According to NBA Stats, Ish is currently sporting the best net rating and +/- on the team, and it's not even all that close. Despite not shooting the ball well, he has the 3rd highest offensive rating on the Pelicans. His defensive rating is even better, trailing only Alexis Ajinca.

Let's dive a little deeper, though, because the proof is in the pudding, or in the case, the stats over at nbawowy.com.

Team PPP Team TS% Team 3P% Opponent PPP Opponent TS%
Ish Smith on the Floor 1.015 54.3% 37.0% 1.092 54.6%
Ish Smith off the Floor .850 49.3% 30.1% 1.154 61.0%

Wow. The Pelicans average over 15 more points per 100 possessions when Ish Smith is helping dictate the offense. Defensively, his presence plays a part in reducing the opponents output by more than 6 points.

When Ish is on the court, a number of Pelicans witness a spike in efficiency from all the parts of the floor. For instance, Eric Gordon, Ryan Anderson and Luke Babbitt all shoot 36% or higher from three-point range. Conversely, none of them can manage anything better individually than 31.8% when the opening day signee sits.

With Smith running the offense, Anthony Davis is the monster that we've all come to know and love. He has a true shooting percentage of 61.6% and is nearly automatic from 16 feet and beyond (61.1% from 16+ feet and 71.4 three point percentage). No Ish and Davis becomes mortal: a 48.9 TS%, 46.7 FG% from 16+ feet and a 22.2 3PT%.

For a fun look, let's compare Ish Smith's output to Jrue Holiday.

Team PPP Team TS% Team 3P% Opponent PPP Opponent TS%
Jrue Holiday on the Floor .957 54.9% 35.8% 1.074 61.8%
Jrue Holiday off the Floor .942 51.1% 33.3% 1.141 55.1%

Players that Holiday has individually defended are shooting 48.3% on the year. Against Ish, 46.1%. It's also poignant that Smith averages 3.3 contests at the rim, the fourth best mark on the Pelicans. However, his diminutive size has not been a liability as illustrated by a 43.6 opponent's at the rim FG%. His tenacity and IQ were evident on this block of Kyle Lowry.

Holiday's limited minutes, both in practice and games, have likely had a large effect on his performance; however, that shouldn't take anything away from the unexpected production of an NBA journeyman. When the Pelicans started the season without Tyreke Evans and Norris Cole and Jrue Holiday on a strict schedule, Dell Demps had to go into scramble mode.

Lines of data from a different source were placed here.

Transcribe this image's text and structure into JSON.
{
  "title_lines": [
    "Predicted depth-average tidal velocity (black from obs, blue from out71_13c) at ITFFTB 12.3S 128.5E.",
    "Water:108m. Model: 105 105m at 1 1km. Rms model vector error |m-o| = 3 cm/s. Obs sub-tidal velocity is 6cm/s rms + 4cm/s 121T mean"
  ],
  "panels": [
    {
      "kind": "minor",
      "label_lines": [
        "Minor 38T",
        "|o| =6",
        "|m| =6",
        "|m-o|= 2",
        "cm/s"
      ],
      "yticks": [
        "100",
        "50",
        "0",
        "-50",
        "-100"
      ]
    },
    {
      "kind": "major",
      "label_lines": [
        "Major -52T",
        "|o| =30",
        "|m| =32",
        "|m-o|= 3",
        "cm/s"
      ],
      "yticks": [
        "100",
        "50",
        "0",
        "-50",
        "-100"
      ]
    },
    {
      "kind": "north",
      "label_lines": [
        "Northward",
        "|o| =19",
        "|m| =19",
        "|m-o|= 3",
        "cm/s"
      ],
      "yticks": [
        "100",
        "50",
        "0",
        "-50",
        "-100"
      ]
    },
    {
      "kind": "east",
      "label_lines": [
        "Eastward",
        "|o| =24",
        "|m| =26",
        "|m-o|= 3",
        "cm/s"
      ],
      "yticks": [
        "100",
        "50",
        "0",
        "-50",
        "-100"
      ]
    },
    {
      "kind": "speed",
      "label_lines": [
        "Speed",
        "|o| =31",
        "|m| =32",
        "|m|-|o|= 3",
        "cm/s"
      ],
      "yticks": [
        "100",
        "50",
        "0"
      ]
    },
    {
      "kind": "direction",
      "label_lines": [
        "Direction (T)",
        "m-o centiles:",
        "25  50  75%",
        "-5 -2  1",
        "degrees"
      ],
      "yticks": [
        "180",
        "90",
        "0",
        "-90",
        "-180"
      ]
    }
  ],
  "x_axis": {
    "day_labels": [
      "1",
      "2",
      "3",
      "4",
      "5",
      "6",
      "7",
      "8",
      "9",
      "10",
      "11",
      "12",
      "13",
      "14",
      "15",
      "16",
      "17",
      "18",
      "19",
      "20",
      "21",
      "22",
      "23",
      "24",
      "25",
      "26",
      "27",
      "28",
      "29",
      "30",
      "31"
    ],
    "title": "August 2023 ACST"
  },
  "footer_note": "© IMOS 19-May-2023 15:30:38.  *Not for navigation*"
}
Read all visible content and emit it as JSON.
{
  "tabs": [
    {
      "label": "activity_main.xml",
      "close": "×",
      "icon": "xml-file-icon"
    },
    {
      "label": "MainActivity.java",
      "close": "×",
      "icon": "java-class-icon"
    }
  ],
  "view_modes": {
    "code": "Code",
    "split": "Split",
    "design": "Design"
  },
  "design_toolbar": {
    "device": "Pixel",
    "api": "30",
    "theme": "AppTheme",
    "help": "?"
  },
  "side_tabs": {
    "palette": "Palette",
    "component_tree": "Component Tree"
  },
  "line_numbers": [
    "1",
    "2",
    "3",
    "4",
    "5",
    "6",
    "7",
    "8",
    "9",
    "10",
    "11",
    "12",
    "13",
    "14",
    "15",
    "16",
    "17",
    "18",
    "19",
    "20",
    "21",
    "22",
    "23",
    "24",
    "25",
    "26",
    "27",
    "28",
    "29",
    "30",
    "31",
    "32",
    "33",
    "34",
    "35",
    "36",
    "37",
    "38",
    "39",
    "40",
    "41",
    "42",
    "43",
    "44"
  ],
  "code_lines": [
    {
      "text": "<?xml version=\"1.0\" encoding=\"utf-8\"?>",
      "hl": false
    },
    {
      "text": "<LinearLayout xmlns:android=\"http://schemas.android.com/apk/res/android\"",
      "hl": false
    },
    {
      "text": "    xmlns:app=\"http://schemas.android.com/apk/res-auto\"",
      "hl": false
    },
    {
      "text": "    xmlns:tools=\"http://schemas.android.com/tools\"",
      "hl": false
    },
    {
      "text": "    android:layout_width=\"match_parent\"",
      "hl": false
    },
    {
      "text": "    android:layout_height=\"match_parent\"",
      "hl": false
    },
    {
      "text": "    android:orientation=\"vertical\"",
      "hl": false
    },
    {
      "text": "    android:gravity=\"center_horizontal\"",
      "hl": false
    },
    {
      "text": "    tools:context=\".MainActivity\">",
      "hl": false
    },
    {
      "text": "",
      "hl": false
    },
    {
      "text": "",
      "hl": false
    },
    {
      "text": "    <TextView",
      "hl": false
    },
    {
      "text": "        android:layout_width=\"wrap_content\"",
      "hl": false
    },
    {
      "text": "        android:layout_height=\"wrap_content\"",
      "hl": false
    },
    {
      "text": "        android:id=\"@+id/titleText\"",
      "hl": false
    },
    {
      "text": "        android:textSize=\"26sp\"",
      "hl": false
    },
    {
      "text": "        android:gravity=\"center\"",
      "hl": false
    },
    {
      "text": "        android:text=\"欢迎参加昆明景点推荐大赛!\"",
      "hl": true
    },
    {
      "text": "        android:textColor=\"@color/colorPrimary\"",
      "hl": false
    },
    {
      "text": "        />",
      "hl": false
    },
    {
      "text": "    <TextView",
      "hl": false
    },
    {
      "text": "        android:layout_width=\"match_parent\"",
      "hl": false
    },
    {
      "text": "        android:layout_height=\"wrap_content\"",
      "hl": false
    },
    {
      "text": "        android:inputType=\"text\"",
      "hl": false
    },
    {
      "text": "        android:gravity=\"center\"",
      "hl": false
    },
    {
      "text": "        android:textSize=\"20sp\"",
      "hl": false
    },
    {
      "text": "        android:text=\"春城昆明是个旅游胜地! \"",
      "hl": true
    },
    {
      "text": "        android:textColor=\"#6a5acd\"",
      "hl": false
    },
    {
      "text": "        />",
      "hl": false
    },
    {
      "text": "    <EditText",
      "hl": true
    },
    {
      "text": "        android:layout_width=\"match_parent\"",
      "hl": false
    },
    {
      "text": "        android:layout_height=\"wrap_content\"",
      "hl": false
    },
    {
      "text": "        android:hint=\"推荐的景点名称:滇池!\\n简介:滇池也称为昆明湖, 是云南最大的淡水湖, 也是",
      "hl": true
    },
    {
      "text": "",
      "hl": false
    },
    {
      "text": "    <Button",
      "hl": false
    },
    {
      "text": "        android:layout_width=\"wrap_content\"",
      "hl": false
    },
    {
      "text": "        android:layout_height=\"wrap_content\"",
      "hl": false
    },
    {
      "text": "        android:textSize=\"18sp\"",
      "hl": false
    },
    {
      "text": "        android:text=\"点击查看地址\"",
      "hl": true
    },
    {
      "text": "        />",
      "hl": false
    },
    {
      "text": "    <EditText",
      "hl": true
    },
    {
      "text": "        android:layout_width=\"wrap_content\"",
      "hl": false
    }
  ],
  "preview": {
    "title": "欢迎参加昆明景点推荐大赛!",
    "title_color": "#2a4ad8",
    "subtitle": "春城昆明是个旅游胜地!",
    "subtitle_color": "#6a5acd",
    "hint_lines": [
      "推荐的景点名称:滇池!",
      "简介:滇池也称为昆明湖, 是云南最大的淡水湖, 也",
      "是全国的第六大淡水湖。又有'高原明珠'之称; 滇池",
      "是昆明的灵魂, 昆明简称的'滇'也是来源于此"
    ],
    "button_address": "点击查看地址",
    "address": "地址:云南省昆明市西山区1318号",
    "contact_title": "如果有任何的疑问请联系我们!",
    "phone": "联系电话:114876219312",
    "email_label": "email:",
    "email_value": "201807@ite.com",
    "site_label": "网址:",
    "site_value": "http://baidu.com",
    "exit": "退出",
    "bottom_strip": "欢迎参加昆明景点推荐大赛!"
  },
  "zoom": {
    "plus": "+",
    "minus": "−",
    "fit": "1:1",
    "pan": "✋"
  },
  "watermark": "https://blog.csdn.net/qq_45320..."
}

There is a strong argument to be had he found gold amid the scrap heap.

Yes, Ish Smith has no shot, but that doesn't mean the Pelicans offensive continuity has been destroyed. Just as defenders who give space to Rajon Rondo, Smith makes opponents pay for giving him immense driving and passing lanes. His probes into the lane have opened up space on the perimeter for a number of Pelicans who don't like to dribble or do not possess the skill. The same has always went for Tyreke Evans, yet he hasn't nearly been as ridiculed for his lack of perimeter shooting.

Evans averaged 11.8 drives during his 34.0 minutes per game in 2014-15, and converted 6.4 of his shot attempts on those drives at a clip of 44.1%. Smith has Evans beat on both accounts while in less playing time. In 28.6 minutes, Ish is averaging 12.3 drives a contest, and he knocks down 47.6% of the 5.3 times he decides to shoot on his forays into the paint.

Perceived liabilities and a 1-11 start have masked the worth of Ish Smith and that's not fair. Let's change that notion by ending the dreaded behavior of singing the praises of another silly narrative and give him the credit he deserves. Smith probably belongs on most 15-man rosters, but his value increases within uptempo systems. I've seen it through 12 games, have you?